26 Then God said, “Let us make man in our image, after our likeness. And let them have dominion over the fish of the sea and over the birds of the heavens and over the livestock and over all the earth and over every creeping thing that creeps on the earth.” 27 So God created man in his own image, in the image of God he created him; male and female he created them. 28 And God blessed them. And God said to them, “Be fruitful and multiply and fill the earth and subdue it and have dominion over the fish of the sea and over the birds of the heavens and over every living thing that moves on the earth.” (Genesis 1:26-28)15 The Lord God took the man and put him in the garden of Eden to work it and keep it. 16 And the Lord God commanded the man, saying, “You may surely eat of every tree of the garden, 17 but of the tree of the knowledge of good and evil you shall not eat, for in the day that you eat of it you shall surely die.” (Gen 2:15-17)
In these verses, we read that to be made in the image of God means to be entrusted with a particular function, namely exercising dominion over all that God created. Humans are to fill the earth and subdue it. Humans are “to work” the garden and “keep it.”
If we dig into the Hebrew words for these last two commands, we’ll find that this means humans are to serve the garden by helping it flourish and to protect the garden from being abused or desecrated. (I don’t have the space to talk about it here but these two verbs are the same verbs used to describe the work of Levitical priests in Israel’s temple [see Numbers 18:7]. This is in keeping with another insightful and complementary reading of Genesis 1-2 as God’s temple called the “Cosmic Temple View.”)
To bring it all together, here’s an excellent synopsis of the Cultural Mandate. Mike Metzger describes it this way in his essay “The Plus Four Solution”:
The Cultural Mandate describes the creational pattern intrinsic to the way reality works. The substance of the mandate is to be creative. The scope is all creation. The stewardship is promoting flourishing or maximizing latent potential.
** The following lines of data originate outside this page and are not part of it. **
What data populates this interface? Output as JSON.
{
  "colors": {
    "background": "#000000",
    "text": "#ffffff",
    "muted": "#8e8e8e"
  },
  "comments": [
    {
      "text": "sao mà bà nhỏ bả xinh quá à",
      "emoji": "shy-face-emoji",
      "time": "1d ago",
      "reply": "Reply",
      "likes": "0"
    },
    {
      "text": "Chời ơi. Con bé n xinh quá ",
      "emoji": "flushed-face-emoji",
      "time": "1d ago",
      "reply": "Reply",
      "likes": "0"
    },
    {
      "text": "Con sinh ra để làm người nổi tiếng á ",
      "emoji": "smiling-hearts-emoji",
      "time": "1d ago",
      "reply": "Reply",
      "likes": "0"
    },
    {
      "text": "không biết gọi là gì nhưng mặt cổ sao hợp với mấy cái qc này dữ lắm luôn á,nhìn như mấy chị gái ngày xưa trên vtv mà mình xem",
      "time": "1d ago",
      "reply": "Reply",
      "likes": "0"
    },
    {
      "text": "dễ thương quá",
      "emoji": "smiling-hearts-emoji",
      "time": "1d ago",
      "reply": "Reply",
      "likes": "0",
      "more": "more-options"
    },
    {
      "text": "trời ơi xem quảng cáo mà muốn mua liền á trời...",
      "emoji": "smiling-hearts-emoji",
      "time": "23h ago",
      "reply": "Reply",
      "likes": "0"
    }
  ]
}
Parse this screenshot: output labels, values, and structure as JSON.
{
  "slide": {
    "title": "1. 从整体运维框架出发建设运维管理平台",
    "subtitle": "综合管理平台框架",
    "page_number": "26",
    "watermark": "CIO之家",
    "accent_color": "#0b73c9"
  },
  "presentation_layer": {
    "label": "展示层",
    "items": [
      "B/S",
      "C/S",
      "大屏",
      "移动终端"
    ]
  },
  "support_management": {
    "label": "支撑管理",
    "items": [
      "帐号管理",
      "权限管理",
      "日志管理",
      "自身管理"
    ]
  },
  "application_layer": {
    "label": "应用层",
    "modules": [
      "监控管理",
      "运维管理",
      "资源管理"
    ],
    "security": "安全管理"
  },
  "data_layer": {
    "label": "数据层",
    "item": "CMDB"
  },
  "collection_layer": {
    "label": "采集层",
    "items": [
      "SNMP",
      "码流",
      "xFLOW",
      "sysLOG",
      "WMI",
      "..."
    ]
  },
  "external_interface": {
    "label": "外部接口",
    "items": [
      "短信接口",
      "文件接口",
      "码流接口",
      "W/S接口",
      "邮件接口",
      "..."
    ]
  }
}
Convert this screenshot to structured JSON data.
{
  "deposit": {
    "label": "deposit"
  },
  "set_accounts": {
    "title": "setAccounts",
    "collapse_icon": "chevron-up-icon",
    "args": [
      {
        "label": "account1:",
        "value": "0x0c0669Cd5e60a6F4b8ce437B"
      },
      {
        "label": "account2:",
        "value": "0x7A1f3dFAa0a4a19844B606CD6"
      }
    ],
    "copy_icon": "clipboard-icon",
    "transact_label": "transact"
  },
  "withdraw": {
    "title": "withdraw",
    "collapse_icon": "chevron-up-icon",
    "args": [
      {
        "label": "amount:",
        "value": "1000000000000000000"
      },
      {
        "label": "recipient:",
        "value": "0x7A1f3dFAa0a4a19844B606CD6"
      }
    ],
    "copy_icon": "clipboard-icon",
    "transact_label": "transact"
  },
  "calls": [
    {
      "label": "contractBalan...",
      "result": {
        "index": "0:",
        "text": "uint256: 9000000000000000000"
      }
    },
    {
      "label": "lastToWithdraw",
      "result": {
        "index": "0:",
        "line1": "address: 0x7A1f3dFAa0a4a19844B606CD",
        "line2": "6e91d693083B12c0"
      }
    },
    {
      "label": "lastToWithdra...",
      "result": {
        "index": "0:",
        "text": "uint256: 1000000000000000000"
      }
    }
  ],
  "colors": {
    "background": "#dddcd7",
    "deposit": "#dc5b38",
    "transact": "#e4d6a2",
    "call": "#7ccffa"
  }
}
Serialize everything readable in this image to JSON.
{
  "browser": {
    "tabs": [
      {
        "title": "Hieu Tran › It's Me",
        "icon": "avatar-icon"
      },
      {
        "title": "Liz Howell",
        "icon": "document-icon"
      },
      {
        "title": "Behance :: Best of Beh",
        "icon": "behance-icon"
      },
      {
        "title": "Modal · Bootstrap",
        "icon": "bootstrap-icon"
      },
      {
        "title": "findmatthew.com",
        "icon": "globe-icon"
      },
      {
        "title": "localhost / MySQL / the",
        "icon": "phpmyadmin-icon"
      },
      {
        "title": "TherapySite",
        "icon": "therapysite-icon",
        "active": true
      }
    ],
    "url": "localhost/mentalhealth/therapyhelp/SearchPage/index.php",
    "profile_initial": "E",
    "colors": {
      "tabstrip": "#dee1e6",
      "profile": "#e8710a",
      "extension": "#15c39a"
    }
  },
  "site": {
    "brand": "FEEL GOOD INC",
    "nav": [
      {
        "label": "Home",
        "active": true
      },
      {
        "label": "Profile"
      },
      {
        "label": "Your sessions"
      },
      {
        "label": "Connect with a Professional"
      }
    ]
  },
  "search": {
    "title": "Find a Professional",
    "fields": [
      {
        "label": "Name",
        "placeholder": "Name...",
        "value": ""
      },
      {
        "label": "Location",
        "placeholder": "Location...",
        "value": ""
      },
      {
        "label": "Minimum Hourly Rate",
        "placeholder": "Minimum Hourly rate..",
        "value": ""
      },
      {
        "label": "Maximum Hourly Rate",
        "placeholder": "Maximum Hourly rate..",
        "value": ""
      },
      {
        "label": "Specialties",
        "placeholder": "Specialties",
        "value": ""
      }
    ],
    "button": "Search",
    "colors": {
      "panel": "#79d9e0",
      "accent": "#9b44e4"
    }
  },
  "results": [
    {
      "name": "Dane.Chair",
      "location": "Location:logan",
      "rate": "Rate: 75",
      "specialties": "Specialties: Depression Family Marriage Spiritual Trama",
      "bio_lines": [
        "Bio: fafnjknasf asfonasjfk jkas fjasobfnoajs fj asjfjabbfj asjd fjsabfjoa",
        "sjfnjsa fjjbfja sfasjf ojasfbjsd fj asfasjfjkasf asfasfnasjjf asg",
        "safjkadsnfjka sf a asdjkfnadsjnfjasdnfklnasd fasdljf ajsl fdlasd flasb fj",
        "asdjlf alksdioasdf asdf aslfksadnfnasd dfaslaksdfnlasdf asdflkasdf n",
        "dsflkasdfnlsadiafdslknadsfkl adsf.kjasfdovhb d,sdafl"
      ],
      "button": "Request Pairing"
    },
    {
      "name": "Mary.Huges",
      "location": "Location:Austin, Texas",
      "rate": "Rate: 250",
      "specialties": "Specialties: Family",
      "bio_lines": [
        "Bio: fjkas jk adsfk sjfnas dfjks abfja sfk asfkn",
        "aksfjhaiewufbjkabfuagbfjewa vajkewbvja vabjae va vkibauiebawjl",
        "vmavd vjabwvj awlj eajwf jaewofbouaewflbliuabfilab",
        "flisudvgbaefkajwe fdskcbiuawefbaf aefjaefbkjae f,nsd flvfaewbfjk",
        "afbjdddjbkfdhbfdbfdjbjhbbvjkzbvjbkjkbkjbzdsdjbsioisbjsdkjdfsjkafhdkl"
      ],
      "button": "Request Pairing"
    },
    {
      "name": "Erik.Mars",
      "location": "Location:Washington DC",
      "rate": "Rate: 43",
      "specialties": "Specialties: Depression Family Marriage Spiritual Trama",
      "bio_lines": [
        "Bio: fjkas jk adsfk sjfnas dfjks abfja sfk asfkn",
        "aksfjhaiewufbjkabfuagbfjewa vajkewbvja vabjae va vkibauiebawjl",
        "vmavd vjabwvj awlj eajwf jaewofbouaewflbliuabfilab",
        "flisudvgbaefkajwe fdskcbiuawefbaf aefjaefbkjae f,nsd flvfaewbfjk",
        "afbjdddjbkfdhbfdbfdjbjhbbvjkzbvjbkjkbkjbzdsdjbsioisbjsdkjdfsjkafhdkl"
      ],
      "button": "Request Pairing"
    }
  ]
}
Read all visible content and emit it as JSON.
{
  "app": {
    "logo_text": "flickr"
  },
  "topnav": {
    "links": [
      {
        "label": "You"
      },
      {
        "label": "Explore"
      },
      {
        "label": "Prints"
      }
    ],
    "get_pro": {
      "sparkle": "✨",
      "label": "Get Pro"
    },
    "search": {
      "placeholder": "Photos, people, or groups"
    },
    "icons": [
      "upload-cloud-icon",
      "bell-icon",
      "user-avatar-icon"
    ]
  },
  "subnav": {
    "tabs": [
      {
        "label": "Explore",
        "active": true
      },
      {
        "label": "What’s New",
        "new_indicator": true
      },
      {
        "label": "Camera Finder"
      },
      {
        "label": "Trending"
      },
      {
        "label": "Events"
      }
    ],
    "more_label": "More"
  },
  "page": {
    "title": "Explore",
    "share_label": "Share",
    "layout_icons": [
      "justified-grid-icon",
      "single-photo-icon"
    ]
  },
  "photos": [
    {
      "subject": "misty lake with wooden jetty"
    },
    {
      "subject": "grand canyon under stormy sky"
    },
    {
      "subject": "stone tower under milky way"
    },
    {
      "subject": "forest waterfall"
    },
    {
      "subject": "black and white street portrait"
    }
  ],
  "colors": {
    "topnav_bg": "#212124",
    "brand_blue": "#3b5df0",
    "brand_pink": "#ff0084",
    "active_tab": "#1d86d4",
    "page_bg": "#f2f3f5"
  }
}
The Cultural Mandate explains what everyone is hard-wired to do everyday. It is the ‘human job description.’
I love the language used here. This is the human job description. As stewards of creation, our responsibility as human beings is to direct our creativity and ingenuity to cultivate the raw material of creation so that it comes to full bloom.
Three Key Points
I want to highlight a few things. The first thing I want to make note of is something that never ceases to surprise me. God’s intention for the primary means by which humans would serve, honor, and glorify God had nothing to do with the “spiritual” things we often associate with being a good Christian. It had everything to do with humans being obedient to God by fulfilling their task which was to be good farmers, tending to the plants and animals, cultivating and caring for creation responsibly. In a word, to obey the cultural mandate.
Second, I want to point out that this original human job description still applies. Obviously we’re not all farmers but the principles apply to all good work. Caring for creation is central to what it means to be human and consequently what it means to be a Christian. This is an emphasis we’ve clearly lost. When’s the last time you heard a sermon on the 21st century’s ecological crises and our responsibility to promote ecological justice?
Third, I’d like to highlight the fact that the one prohibition before the fall has to do with consumption. I find that to be very interesting, especially when considering our topic “Should all Christians be vegetarian?” The inner heart disposition could be described as pride, or rebellion, or distrust. The first sinful action was inappropriate consumption. Surely this raises interesting questions for us.
Surfacing the issue of consumption is a great place transition to Part 3. In this next part we’ll continue developing a biblical theology of creation with a focus on what the Scriptures have to say about death and eating meat before the fall, after the fall, and in the age to come.